From that day forward I plowed through the Ender’s series (It was 4 books at that time), the Foundation Series, The Hitchhiker's Guide to the Galaxy and every other piece of science fiction I could get my hand on. I dabbled in fantasy with Watership Down and Lord of the Rings but struggled to get into some of the big series at the time, like Wheel of Time and Sword of Truth. Eventually, my tastes expanded, and I dove into the Hyperion Cantos, the Culture Series, Game of Thrones, First Law, etc. 

At some point, I started coming up with ideas of my own. I wrote out some vague plans for an ambitious series and even wrote a rough draft of the prologue and first chapter of what would eventually become Felan’s Rescue. But ultimately, I never committed the time to following through and in my twenties, when there was plenty of time to be had, those pages stayed mostly blank.
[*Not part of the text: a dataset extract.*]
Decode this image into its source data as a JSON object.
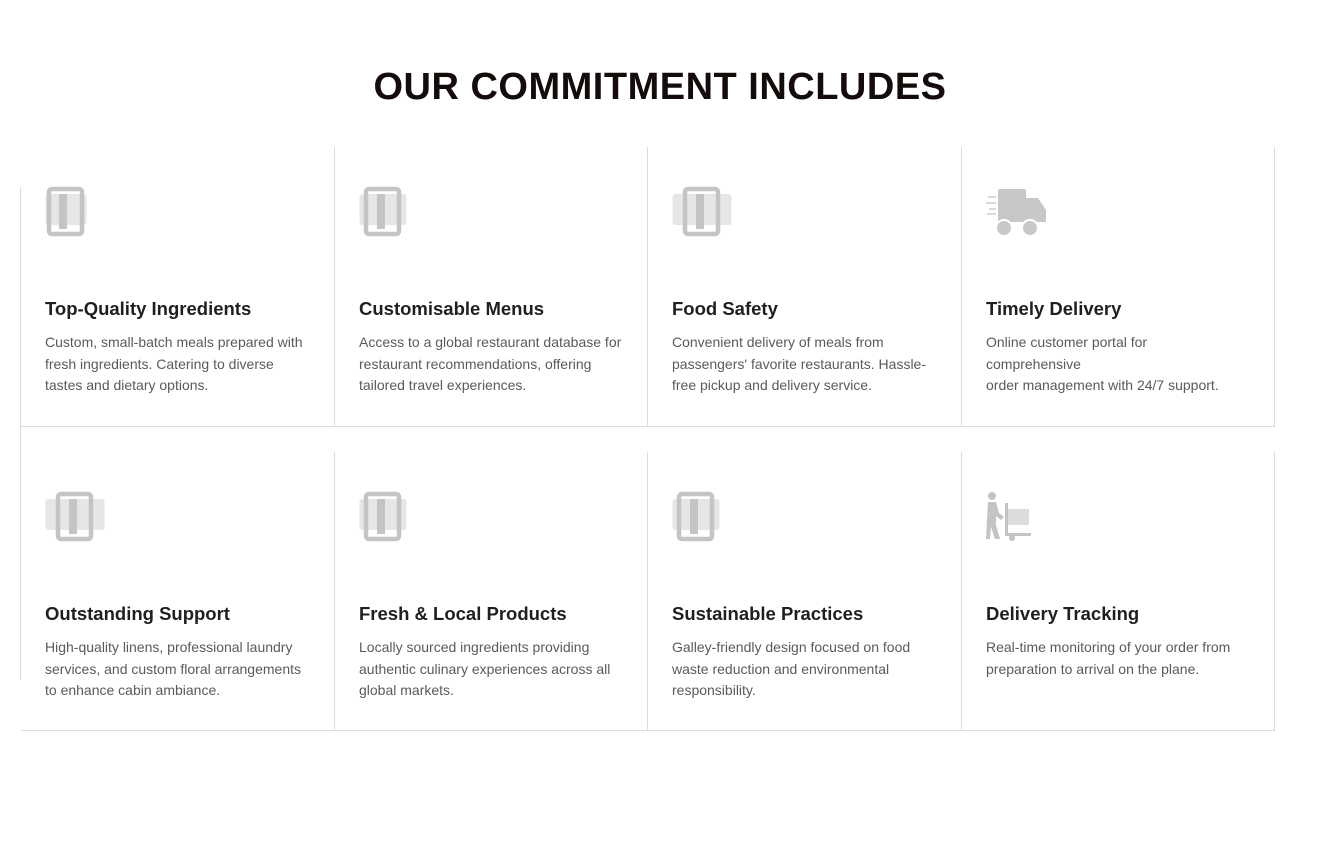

Then came law school and limited reading beyond law school assigned readings. Then came getting my law practice off the ground. But shortly before the birth of my now four-year-old daughter I had an epiphany. I knew I wanted to write these, but if I didn’t commit, those pages would always remain empty. I wanted to tell my daughter that I gave it a shot. That I had something I really wanted to do, and I took the time to do it. So shortly after she was born, I began revisiting Felan’s Rescue. My wife would read as I went and was incredibly encouraging throughout the process. Over the next seven months I wrote during my lunch at work, sometimes at night, sometimes if I had a light day, I’d write during work hours (the beauty of owning your own practice) and I finished a draft of Felan’s Rescue

Several edits later I had a draft I was very happy with. In the meantime, I wrote a second novel, a direct sequel to Felan’s Rescue and began work on a third. Maybe the only people that will read these novels will be close to me, but I’m proud of the work I’ve put into them. I love the characters and love how the pieces of both stories fit. I hope one day they’ll be on bookshelves everywhere, but until that day I’m happy my daughter inspired me to commit to the writing process and write two novels I’ve intended to write for over a decade.